2.     Mobile Application Development: Course description: Mobile application development frameworks; Architecture, design and engineering issues, techniques, and methodologies for mobile application development. Click here for the syllabus.

3.     Software Engineering: Learning outcomes are: understanding of frameworks – i.e. tools, techniques and processes for (a) the business context of enterprise software engineering (b) the software development lifecycle, (c) enterprise software architecture (d) software project management (e) enterprise software design, (f) infrastructure management of enterprise systems. This class has been a pioneer of an inverted or “flipped” classroom format now for several years. Click here for the syllabus.

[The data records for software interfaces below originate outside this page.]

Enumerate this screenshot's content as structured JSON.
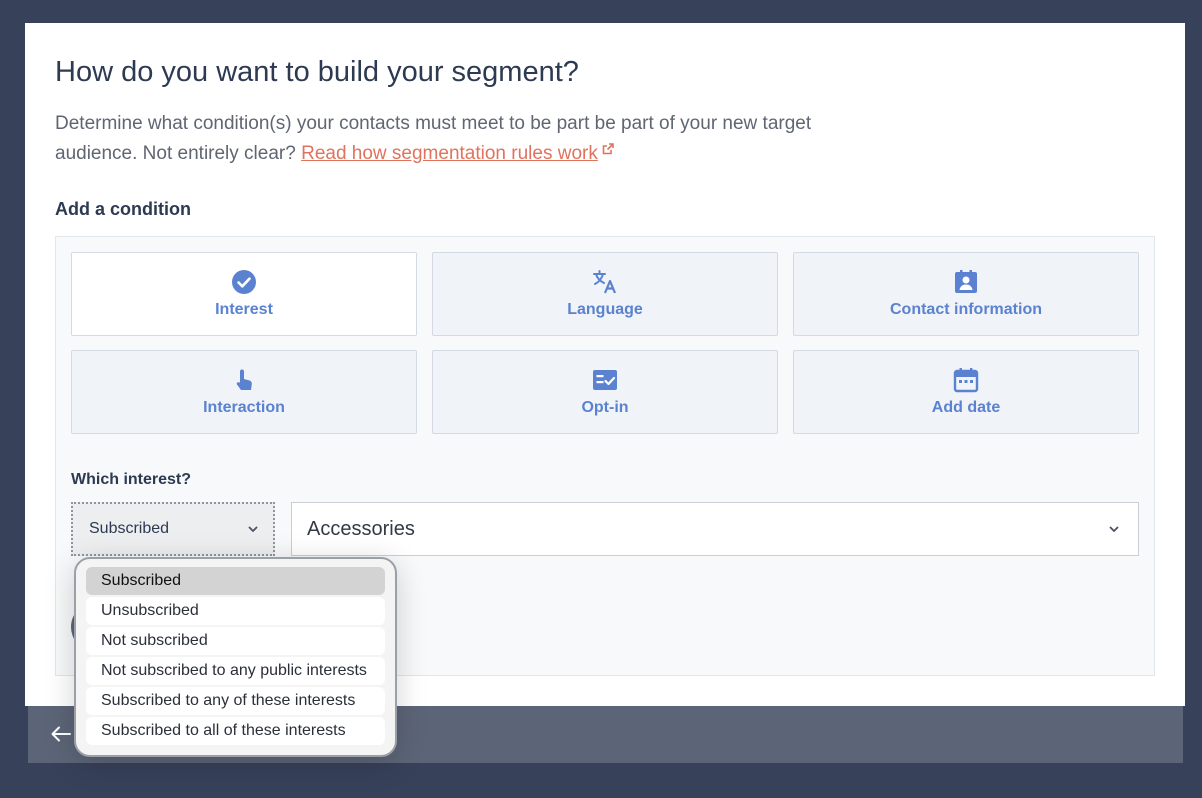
{
  "modal": {
    "title": "How do you want to build your segment?",
    "description": "Determine what condition(s) your contacts must meet to be part be part of your new target audience. Not entirely clear?",
    "help_link": "Read how segmentation rules work"
  },
  "conditions": {
    "heading": "Add a condition",
    "tiles": [
      {
        "label": "Interest",
        "icon": "check-circle-icon",
        "selected": true
      },
      {
        "label": "Language",
        "icon": "translate-icon",
        "selected": false
      },
      {
        "label": "Contact information",
        "icon": "contact-card-icon",
        "selected": false
      },
      {
        "label": "Interaction",
        "icon": "tap-icon",
        "selected": false
      },
      {
        "label": "Opt-in",
        "icon": "checklist-icon",
        "selected": false
      },
      {
        "label": "Add date",
        "icon": "calendar-icon",
        "selected": false
      }
    ]
  },
  "interest": {
    "question": "Which interest?",
    "mode_value": "Subscribed",
    "interest_value": "Accessories",
    "mode_options": [
      "Subscribed",
      "Unsubscribed",
      "Not subscribed",
      "Not subscribed to any public interests",
      "Subscribed to any of these interests",
      "Subscribed to all of these interests"
    ],
    "active_option": "Subscribed"
  },
  "colors": {
    "accent": "#5b82d0",
    "link": "#e0735d",
    "backdrop": "#37415a",
    "footer": "#5c6577"
  }
}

4.     Enterprise Architecture and Services: Modeling/analysis of complex enterprise architectures; enterprise patterns (workflow, broker, warehousing); methods for service performance (lean, ontologies, data mining, etc.); emerging topics in semantic cyberinfrastructures, social computation. Click here for the syllabus.

5.     Software Applications Capstone: Students applied the tools and techniques learned in their CSE program in the context of an industry-sponsored enterprise-scale project.  Click here for the syllabus.


Several of the above classes are also taught (or will be taught as the program develops) in the Enterprise Architectures and Systems track in the new Masters of Global Engineering Leadership program (click here).


Finally, my work in education has extended beyond Computer Science, as exemplified by the papers below:


6.     “Online Map Games – playful interaction with complex real-world issues”, Ola Ahlqvist, Zhaoyi Chen, Peixuan Jiang, Rajiv Ramnath, Short paper. AGILE Conference on Geographic Information Science, Castellon, Spain, June 3, 2014. Link.


Here we present our work with games that are played on top of online geographic maps, using the real world as the game world. We show the innovative potential for technology-enabled, geographic-inquiry-based, learning through play, which through the Internet can reach a massive audience. The major part of the paper describes a web GIS architecture in which the game is implemented. Results from user testing, and its potential for use in cyber-learning research are presented.


7.     “Culturally Relevant Literature: What Matters Most to Primary-Age Urban Learners”, Gwen Cartledge, Susan Keesey, Jessica Bennett, Rajiv Ramnath, Morris Council, Reading & Writing Quarterly, pp. 1-28 | DOI: 10.1080/10573569.2014.955225, January 2015. Link.


The ratings and rationales primary-age urban learners gave culturally relevant reading passages were the foci of this descriptive study. We discuss these findings in terms of their implications for literacy development.  A point to note is that the students are interacting with a computer-based tutor that uses speech recognition to interact with the students. The speech recognition aspects of this system are the basis for a student’s ongoing PhD research.